Gabriele also made it clear that he had discussed with a spiritual adviser his concerns about the church and his thoughts in taking the documents.

In fact, Bonnet said, the priest affirmed that Gabriele had given him a box full of documents, which the priest told Vatican investigators he burned because he knew “they were the fruit of an act that was not legitimate” and because he feared they would be stolen from his residence which had been burglarized a few months earlier.

Gabriele was arrested May 23 after confidential letters and documents addressed to the pope and other Vatican officials were found in his Vatican apartment, Bonnet's report said. Many of the documents were the same as those featured in a January television program by Italian journalist Gianluigi Nuzzi and later published in a book by him. Most of the documents dealt with allegations of corruption, abuse of power and a lack of financial transparency at the Vatican.

Gabriele told investigators how he met Nuzzi in an apartment near the Vatican and described in detail the measures he and Nuzzi took to avoid detection.
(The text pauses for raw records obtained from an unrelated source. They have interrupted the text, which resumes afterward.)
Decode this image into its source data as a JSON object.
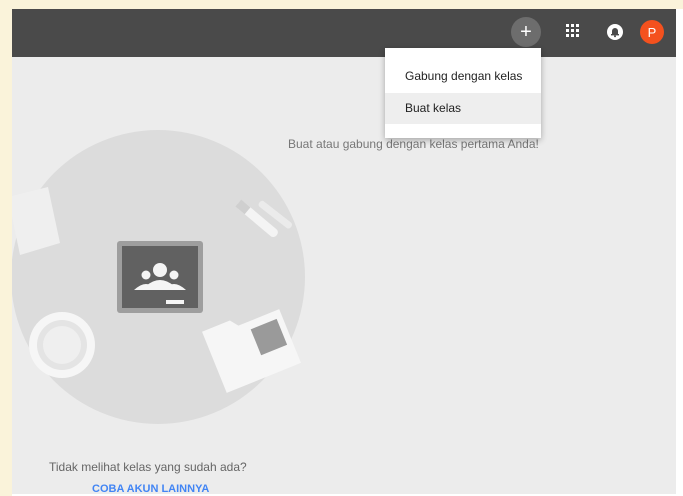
{
  "header": {
    "add_icon": "plus-icon",
    "apps_icon": "apps-grid-icon",
    "notifications_icon": "bell-icon",
    "avatar_initial": "P",
    "avatar_color": "#f4511e"
  },
  "menu": {
    "items": [
      {
        "label": "Gabung dengan kelas"
      },
      {
        "label": "Buat kelas"
      }
    ]
  },
  "main": {
    "empty_message": "Buat atau gabung dengan kelas pertama Anda!",
    "no_class_text": "Tidak melihat kelas yang sudah ada?",
    "try_other_account": "COBA AKUN LAINNYA"
  }
}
Bonnet said investigators also found in Gabriele's apartment: a check made out to Pope Benedict for 100,000 euros (almost $123,000) from a Catholic university in Spain; a nugget — presumably of gold — from the director of a gold mining company in Peru; and a 16th-century edition of a translation of the Aeneid.

Gabriele was questioned repeatedly over the two-month period he spent detained in a 12-foot-by-12-foot room in the Vatican police barracks. He was allowed to return, under house arrest, to his Vatican apartment with his wife and family July 21 and will remain under house arrest until his trial.

His lawyers had explained in July that the house arrest included a number of conditions: He may not leave his Vatican apartment or communicate, including by telephone or Internet, with anyone beside his immediate family, a spiritual adviser, his doctor or lawyers except with the express permission of the Vatican magistrates.

The defense lawyers, Carlo Fusco and Cristiana Arru, have said everything their client did, he did for love of the church and the pope. However, whether or not any of those actions were crimes will be up to Vatican magistrates or a Vatican court to determine, they told reporters.

Fusco had said Gabriele cooperated with Vatican investigators “very broadly” throughout the investigation.

“One thing Paolo repeated to us and to the judge was that he always was and still is motivated by a desire to do something that would be an act of helping, an act of love for the pope,” Fusco said.

The lawyers said Gabriele was not part of any network or conspiracy and they insisted he received no money for what he did.

At the same time, Fusco and Arru said that Gabriele has expressed a desire to speak to the pope and ask his forgiveness. Fusco said that did not mean that Gabriele did anything criminal, but the pope has said he was saddened by what happened and Gabriele is sorry for that.

Fusco also revealed that Gabriele had written “a confidential letter to the pope,” asking for his forgiveness and telling the pope he had acted alone. The lawyer said that because it was not part of the legal process, he had not read the letter, which was given to commission of cardinals carrying out a separate investigation of leaks.

— By Cindy Wooden, Catholic News Service